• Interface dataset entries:
•••
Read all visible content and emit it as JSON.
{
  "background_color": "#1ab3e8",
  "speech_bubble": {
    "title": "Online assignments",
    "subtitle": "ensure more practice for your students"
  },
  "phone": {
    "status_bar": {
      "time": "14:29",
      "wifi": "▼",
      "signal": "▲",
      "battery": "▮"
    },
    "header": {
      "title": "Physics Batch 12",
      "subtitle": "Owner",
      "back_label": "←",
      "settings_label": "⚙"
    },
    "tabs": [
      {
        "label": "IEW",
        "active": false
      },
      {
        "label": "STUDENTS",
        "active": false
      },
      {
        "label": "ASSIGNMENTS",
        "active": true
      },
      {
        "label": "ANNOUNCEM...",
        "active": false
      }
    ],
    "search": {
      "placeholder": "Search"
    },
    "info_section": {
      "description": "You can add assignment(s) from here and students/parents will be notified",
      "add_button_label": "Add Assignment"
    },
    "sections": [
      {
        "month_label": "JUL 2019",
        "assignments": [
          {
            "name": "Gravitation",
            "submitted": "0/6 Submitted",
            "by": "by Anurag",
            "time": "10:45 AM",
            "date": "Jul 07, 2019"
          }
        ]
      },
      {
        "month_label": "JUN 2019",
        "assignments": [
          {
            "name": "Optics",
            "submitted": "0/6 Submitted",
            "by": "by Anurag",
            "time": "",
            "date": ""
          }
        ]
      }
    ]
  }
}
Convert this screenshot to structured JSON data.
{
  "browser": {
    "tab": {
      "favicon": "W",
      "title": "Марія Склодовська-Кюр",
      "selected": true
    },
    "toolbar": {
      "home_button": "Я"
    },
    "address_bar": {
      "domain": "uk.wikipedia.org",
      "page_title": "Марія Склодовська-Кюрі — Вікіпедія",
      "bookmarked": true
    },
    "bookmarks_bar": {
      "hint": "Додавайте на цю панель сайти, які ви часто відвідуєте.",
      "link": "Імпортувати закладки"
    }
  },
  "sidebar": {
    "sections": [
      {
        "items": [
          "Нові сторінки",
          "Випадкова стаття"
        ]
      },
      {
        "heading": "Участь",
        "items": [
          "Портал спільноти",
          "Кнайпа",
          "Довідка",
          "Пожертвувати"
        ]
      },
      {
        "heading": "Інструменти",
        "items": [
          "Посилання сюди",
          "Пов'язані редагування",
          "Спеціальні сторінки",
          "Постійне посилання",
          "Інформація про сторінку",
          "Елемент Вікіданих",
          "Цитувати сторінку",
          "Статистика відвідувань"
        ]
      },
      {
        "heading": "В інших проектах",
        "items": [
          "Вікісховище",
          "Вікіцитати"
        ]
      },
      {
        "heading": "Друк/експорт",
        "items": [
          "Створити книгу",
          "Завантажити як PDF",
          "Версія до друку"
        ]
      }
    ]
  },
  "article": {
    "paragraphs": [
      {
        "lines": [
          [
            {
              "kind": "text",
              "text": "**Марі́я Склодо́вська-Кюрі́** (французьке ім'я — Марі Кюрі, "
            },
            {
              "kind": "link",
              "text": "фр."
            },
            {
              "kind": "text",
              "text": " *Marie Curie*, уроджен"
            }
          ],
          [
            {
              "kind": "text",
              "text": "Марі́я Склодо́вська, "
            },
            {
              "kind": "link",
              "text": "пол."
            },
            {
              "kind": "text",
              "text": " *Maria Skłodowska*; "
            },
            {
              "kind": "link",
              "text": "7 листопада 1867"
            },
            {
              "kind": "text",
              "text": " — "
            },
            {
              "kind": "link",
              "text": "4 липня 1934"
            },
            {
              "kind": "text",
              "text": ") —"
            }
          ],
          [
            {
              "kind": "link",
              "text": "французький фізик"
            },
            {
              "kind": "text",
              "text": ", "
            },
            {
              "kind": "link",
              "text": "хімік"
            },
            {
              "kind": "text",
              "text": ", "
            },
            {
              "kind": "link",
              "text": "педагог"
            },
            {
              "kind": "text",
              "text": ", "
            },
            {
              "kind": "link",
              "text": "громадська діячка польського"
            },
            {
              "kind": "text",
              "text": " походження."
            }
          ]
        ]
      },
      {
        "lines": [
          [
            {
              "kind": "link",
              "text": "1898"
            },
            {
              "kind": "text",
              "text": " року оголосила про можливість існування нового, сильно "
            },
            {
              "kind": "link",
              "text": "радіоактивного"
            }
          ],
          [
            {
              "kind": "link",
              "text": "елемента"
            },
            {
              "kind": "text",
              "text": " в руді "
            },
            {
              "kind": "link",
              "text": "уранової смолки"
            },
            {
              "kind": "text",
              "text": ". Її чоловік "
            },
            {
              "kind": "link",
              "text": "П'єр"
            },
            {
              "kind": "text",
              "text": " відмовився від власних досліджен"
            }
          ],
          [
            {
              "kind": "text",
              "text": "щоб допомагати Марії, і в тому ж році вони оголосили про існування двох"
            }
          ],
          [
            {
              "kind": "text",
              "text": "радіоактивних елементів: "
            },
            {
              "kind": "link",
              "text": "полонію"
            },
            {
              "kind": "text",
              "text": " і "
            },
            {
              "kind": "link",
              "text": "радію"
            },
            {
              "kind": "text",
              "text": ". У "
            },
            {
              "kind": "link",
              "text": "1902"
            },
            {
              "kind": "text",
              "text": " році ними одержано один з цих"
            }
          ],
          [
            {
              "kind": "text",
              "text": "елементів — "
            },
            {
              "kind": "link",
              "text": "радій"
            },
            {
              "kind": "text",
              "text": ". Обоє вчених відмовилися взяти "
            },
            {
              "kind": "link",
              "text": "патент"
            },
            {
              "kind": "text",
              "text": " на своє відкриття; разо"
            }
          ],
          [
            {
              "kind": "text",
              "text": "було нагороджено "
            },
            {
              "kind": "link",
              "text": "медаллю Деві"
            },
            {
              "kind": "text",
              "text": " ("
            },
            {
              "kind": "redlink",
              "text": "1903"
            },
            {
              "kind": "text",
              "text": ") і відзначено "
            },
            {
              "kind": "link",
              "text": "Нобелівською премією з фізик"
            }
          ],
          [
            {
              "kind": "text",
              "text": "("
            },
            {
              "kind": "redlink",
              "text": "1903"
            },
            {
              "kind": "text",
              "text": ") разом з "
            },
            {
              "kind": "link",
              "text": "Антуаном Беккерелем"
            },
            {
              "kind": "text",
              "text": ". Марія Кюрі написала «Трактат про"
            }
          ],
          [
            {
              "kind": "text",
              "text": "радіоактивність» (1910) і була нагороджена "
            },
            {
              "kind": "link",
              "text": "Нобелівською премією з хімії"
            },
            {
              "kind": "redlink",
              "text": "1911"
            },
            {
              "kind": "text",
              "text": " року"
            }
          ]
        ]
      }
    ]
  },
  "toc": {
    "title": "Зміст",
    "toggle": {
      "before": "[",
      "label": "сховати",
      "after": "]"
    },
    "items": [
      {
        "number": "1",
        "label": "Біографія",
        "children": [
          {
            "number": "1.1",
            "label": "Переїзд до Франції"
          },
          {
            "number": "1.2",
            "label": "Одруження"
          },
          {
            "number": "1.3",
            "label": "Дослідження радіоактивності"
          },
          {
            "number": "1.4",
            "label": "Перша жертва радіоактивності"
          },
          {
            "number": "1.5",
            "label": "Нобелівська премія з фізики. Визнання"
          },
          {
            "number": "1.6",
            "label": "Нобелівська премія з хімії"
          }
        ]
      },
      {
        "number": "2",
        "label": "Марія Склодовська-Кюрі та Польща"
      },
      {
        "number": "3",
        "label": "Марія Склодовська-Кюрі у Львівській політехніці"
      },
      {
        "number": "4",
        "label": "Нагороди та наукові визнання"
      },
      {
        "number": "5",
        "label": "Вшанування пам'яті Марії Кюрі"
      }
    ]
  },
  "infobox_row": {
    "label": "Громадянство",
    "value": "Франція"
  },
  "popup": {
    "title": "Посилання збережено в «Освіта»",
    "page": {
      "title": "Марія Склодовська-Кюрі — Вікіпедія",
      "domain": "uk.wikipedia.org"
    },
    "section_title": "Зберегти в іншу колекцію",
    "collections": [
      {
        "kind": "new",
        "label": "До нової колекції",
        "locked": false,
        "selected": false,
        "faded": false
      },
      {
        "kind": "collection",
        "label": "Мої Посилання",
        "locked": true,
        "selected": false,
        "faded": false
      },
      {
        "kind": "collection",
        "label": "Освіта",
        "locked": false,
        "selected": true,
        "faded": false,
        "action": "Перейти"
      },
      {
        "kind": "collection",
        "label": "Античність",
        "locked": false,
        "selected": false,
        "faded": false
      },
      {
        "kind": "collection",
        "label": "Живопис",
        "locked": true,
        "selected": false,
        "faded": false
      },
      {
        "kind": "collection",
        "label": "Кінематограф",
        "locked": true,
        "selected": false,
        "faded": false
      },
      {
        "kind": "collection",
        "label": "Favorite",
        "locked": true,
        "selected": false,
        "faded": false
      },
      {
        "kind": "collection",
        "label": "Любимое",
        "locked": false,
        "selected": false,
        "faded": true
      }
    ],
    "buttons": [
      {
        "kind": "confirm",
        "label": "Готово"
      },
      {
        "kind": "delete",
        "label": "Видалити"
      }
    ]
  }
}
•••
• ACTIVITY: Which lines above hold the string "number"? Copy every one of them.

• EXERCISE RESPONSE:
        "number": "1",
            "number": "1.1",
            "number": "1.2",
            "number": "1.3",
            "number": "1.4",
            "number": "1.5",
            "number": "1.6",
        "number": "2",
        "number": "3",
        "number": "4",
        "number": "5",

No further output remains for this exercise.